_Supplied material_:
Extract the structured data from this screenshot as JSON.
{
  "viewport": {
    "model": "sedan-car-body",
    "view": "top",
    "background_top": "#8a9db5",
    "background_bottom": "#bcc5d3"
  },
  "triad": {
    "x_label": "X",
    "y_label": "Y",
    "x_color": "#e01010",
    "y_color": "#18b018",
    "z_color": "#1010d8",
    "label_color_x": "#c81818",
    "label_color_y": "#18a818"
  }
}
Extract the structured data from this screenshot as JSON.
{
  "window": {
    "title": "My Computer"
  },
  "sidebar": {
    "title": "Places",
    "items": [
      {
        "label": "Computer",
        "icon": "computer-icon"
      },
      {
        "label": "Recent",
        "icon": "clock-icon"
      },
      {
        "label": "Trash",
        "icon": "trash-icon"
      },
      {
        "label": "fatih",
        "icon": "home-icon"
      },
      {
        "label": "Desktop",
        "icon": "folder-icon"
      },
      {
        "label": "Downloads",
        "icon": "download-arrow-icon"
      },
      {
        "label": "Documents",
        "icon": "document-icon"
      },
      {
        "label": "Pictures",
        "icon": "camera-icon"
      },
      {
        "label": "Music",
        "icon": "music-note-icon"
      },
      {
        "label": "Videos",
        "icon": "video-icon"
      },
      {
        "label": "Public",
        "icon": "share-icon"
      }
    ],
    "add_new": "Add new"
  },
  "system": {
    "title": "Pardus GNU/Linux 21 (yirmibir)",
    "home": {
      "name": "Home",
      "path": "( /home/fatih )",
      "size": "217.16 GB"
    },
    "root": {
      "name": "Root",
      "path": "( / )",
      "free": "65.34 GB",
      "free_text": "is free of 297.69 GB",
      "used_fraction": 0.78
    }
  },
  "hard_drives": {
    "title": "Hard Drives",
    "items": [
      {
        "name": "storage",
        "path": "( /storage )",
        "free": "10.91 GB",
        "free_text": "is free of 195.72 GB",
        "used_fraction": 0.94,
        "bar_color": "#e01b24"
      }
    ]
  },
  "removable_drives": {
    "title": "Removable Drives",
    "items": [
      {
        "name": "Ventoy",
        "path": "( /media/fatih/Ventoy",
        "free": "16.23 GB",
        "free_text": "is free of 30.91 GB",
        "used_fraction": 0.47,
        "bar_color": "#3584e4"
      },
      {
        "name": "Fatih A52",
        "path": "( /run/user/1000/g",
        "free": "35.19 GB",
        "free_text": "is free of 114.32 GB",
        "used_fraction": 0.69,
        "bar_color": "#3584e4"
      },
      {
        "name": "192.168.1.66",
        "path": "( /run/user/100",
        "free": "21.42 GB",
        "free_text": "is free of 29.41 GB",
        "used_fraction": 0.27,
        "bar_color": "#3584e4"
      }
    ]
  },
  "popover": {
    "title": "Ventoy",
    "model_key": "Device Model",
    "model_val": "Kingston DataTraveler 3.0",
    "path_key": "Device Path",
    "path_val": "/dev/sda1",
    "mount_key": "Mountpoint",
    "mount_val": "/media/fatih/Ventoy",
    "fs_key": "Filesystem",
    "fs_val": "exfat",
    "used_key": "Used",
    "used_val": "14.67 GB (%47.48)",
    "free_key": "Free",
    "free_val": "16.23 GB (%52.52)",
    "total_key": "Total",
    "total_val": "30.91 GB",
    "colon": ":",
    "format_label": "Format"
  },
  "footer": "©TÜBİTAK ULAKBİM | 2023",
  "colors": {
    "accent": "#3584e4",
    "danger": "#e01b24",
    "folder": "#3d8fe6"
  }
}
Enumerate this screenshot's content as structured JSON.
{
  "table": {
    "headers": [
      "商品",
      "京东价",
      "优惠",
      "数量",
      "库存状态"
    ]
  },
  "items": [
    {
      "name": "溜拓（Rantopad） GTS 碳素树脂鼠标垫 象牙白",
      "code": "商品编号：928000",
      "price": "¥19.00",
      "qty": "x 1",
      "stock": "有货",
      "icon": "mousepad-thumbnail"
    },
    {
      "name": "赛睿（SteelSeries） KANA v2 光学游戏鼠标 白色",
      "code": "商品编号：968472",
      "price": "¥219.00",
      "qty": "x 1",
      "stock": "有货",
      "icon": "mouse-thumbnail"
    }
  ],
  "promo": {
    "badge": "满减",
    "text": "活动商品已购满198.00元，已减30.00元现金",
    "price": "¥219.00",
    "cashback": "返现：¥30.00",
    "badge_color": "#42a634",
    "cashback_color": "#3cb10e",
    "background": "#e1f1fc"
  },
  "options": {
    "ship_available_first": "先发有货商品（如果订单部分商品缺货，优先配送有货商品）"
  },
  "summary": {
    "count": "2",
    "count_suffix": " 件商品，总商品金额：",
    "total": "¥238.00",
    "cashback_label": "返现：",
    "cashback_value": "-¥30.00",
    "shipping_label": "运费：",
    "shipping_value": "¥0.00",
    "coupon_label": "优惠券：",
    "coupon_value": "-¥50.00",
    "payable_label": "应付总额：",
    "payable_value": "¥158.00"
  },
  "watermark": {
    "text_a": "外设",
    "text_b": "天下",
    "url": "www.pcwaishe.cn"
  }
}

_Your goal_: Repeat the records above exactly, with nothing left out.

_Answer for this exercise_:
Extract the structured data from this screenshot as JSON.
{
  "viewport": {
    "model": "sedan-car-body",
    "view": "top",
    "background_top": "#8a9db5",
    "background_bottom": "#bcc5d3"
  },
  "triad": {
    "x_label": "X",
    "y_label": "Y",
    "x_color": "#e01010",
    "y_color": "#18b018",
    "z_color": "#1010d8",
    "label_color_x": "#c81818",
    "label_color_y": "#18a818"
  }
}
Extract the structured data from this screenshot as JSON.
{
  "window": {
    "title": "My Computer"
  },
  "sidebar": {
    "title": "Places",
    "items": [
      {
        "label": "Computer",
        "icon": "computer-icon"
      },
      {
        "label": "Recent",
        "icon": "clock-icon"
      },
      {
        "label": "Trash",
        "icon": "trash-icon"
      },
      {
        "label": "fatih",
        "icon": "home-icon"
      },
      {
        "label": "Desktop",
        "icon": "folder-icon"
      },
      {
        "label": "Downloads",
        "icon": "download-arrow-icon"
      },
      {
        "label": "Documents",
        "icon": "document-icon"
      },
      {
        "label": "Pictures",
        "icon": "camera-icon"
      },
      {
        "label": "Music",
        "icon": "music-note-icon"
      },
      {
        "label": "Videos",
        "icon": "video-icon"
      },
      {
        "label": "Public",
        "icon": "share-icon"
      }
    ],
    "add_new": "Add new"
  },
  "system": {
    "title": "Pardus GNU/Linux 21 (yirmibir)",
    "home": {
      "name": "Home",
      "path": "( /home/fatih )",
      "size": "217.16 GB"
    },
    "root": {
      "name": "Root",
      "path": "( / )",
      "free": "65.34 GB",
      "free_text": "is free of 297.69 GB",
      "used_fraction": 0.78
    }
  },
  "hard_drives": {
    "title": "Hard Drives",
    "items": [
      {
        "name": "storage",
        "path": "( /storage )",
        "free": "10.91 GB",
        "free_text": "is free of 195.72 GB",
        "used_fraction": 0.94,
        "bar_color": "#e01b24"
      }
    ]
  },
  "removable_drives": {
    "title": "Removable Drives",
    "items": [
      {
        "name": "Ventoy",
        "path": "( /media/fatih/Ventoy",
        "free": "16.23 GB",
        "free_text": "is free of 30.91 GB",
        "used_fraction": 0.47,
        "bar_color": "#3584e4"
      },
      {
        "name": "Fatih A52",
        "path": "( /run/user/1000/g",
        "free": "35.19 GB",
        "free_text": "is free of 114.32 GB",
        "used_fraction": 0.69,
        "bar_color": "#3584e4"
      },
      {
        "name": "192.168.1.66",
        "path": "( /run/user/100",
        "free": "21.42 GB",
        "free_text": "is free of 29.41 GB",
        "used_fraction": 0.27,
        "bar_color": "#3584e4"
      }
    ]
  },
  "popover": {
    "title": "Ventoy",
    "model_key": "Device Model",
    "model_val": "Kingston DataTraveler 3.0",
    "path_key": "Device Path",
    "path_val": "/dev/sda1",
    "mount_key": "Mountpoint",
    "mount_val": "/media/fatih/Ventoy",
    "fs_key": "Filesystem",
    "fs_val": "exfat",
    "used_key": "Used",
    "used_val": "14.67 GB (%47.48)",
    "free_key": "Free",
    "free_val": "16.23 GB (%52.52)",
    "total_key": "Total",
    "total_val": "30.91 GB",
    "colon": ":",
    "format_label": "Format"
  },
  "footer": "©TÜBİTAK ULAKBİM | 2023",
  "colors": {
    "accent": "#3584e4",
    "danger": "#e01b24",
    "folder": "#3d8fe6"
  }
}
Enumerate this screenshot's content as structured JSON.
{
  "table": {
    "headers": [
      "商品",
      "京东价",
      "优惠",
      "数量",
      "库存状态"
    ]
  },
  "items": [
    {
      "name": "溜拓（Rantopad） GTS 碳素树脂鼠标垫 象牙白",
      "code": "商品编号：928000",
      "price": "¥19.00",
      "qty": "x 1",
      "stock": "有货",
      "icon": "mousepad-thumbnail"
    },
    {
      "name": "赛睿（SteelSeries） KANA v2 光学游戏鼠标 白色",
      "code": "商品编号：968472",
      "price": "¥219.00",
      "qty": "x 1",
      "stock": "有货",
      "icon": "mouse-thumbnail"
    }
  ],
  "promo": {
    "badge": "满减",
    "text": "活动商品已购满198.00元，已减30.00元现金",
    "price": "¥219.00",
    "cashback": "返现：¥30.00",
    "badge_color": "#42a634",
    "cashback_color": "#3cb10e",
    "background": "#e1f1fc"
  },
  "options": {
    "ship_available_first": "先发有货商品（如果订单部分商品缺货，优先配送有货商品）"
  },
  "summary": {
    "count": "2",
    "count_suffix": " 件商品，总商品金额：",
    "total": "¥238.00",
    "cashback_label": "返现：",
    "cashback_value": "-¥30.00",
    "shipping_label": "运费：",
    "shipping_value": "¥0.00",
    "coupon_label": "优惠券：",
    "coupon_value": "-¥50.00",
    "payable_label": "应付总额：",
    "payable_value": "¥158.00"
  },
  "watermark": {
    "text_a": "外设",
    "text_b": "天下",
    "url": "www.pcwaishe.cn"
  }
}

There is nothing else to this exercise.